Is The FBI Dumb, Evil, Or Just Incompetent? | TechCrunch
Jared Sperli stashed this in security
Stashed in: Privacy does not exist.
Your government is worried. The world is “going dark.” Once upon a time, telephones were the only way to talk to someone far away, and the authorities could wiretap any phone they wanted. Nowadays, though, suspects might be communicating via Facebook, Google Hangouts, WhatsApp, Snapchat, Skype, Viber. And so, inevitably: “Today, if you’re a tech company that’s created a new and popular way to communicate, it’s only a matter of time before the FBI shows up with a court order to read or hear some conversation.”
But some of those providers have no interest in spying on their users. The FBI is not amused. “A government task force is preparing legislation that would pressure companies such as Facebook and Google to enable law enforcement officials to intercept online communications as they occur,” according to the Washington Post, by fining them increasing sums until they build government-accessible back doors into their systems.
Which invites the titular question of this post.
The FBI may be looking back with dewy-eyed nostalgia on the phone wiretaps of yore, but I think we can all agree that those would have been ridiculously ineffective if anyone with anything to hide had been able to easily acquire and attach tiny devices that made wiretapping impossible. That’s exactly the case today: anyone even remotely au fait with technology can securely encrypt their digital communications themselves, via eg RedPhone.
So the FBI would only be able to wiretap suspects who are either too dumb to use encryption — in which case they ought to be easy enough to catch without wiretaps — or who think they have nothing to hide.

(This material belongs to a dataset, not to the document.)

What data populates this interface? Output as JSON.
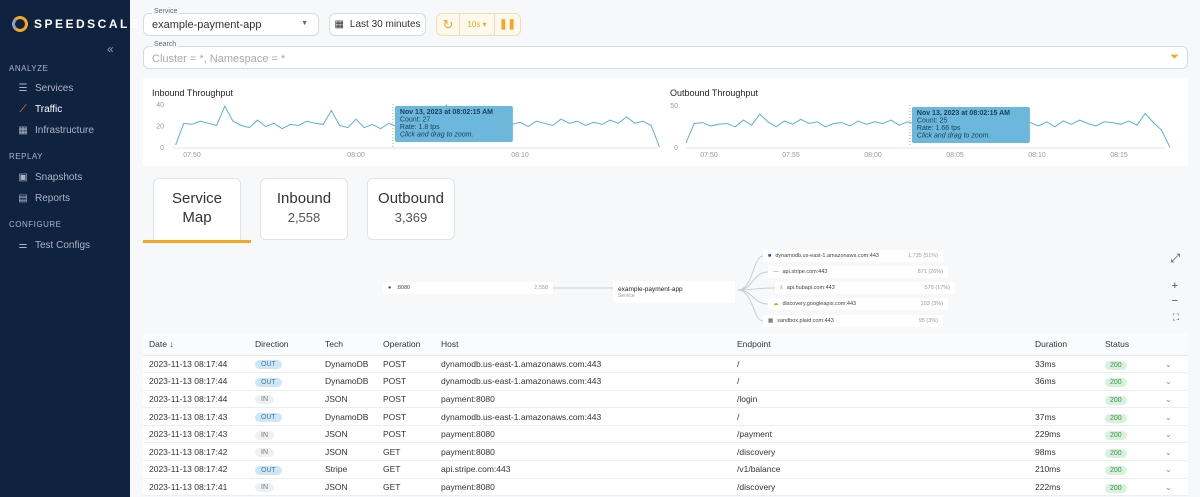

Meanwhile, they’d be setting a terrible precedent for other, more draconian governments.Critics say “We’ll look a lot more like China than America after this” … but the Obama administration, which not coincidentally appears to hate whistleblowers above all else, still seems poised to support this initiative.
We all want security but not if it means giving up freedom and liberty and rights to privacy.